Friday, March 13, 2009

Skepticism from Down Under

Christopher Scanlon writes in The Australian:

"The question is, why is there such a divergence between claims about digital natives and the realities of the classroom?"

His answer echoes many of the concerns we have about this issue. He identifies class, commercial interest and confusion as contributing to the divergence:
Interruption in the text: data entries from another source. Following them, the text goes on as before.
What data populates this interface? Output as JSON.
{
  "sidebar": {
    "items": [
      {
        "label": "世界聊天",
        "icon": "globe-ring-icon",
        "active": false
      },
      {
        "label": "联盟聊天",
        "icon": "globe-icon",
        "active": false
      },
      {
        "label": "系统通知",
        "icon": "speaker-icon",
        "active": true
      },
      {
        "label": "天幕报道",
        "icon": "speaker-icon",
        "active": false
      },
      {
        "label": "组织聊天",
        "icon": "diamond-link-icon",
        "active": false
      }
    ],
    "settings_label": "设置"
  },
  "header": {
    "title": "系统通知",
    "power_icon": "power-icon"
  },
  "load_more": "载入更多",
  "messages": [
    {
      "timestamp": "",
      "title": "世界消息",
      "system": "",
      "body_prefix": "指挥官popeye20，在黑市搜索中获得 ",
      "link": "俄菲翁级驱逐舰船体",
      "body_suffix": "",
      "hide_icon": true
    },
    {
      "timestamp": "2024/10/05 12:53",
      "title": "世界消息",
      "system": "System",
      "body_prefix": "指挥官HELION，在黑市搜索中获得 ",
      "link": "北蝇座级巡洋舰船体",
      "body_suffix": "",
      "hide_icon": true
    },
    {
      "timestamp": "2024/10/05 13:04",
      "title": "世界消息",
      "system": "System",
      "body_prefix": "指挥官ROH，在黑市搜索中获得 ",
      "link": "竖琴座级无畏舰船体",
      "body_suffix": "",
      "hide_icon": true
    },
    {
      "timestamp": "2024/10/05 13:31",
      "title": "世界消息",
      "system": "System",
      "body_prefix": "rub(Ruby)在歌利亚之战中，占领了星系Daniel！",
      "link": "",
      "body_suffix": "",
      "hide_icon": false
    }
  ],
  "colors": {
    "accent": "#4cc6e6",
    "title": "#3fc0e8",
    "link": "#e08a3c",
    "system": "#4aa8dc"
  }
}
"It's partly a matter of class because there are some students who perfectly fit the mould of digital natives. For example, it's not surprising that two Harvard law professors were among the first to write about such students...The digital natives theory is also partly driven by commercial interest. It's worth noting that Prensky, who was one of the first to popularise the idea of the digital native, is also the chief executive and founder of Games2Train, a company that specialises in creating computer learning games...Confusion also plays a part. It's telling that most of the accounts of digital natives come not from natives themselves but from middle-aged people observing young adults using computers. Those writing about digital natives confuse the ability to navigate around ready-made online environments or download content from the net for a general ease with technology."

Read the full article.

1 comment:

Anonymous said...

I think that's a good point Mark. It's entirely anecdotal, but when I discuss some of the 'digital natives' issues with my 19 year old son, who attends Cap, he pretty much validates for me, that there are gaps in the theory.

When I told him that this notion exists about those growing up with technology learning differently and, among other things, preferring online interaction to F2F, he feels nothing could be further from the truth.

He and his classmates seem to much prefer many of the same interactions students and instructors have had for eons.

We also assume way, way too much about them. They are not generally techno-savvy in the extreme, but do have expectations about the ability to use certain technologies as an option.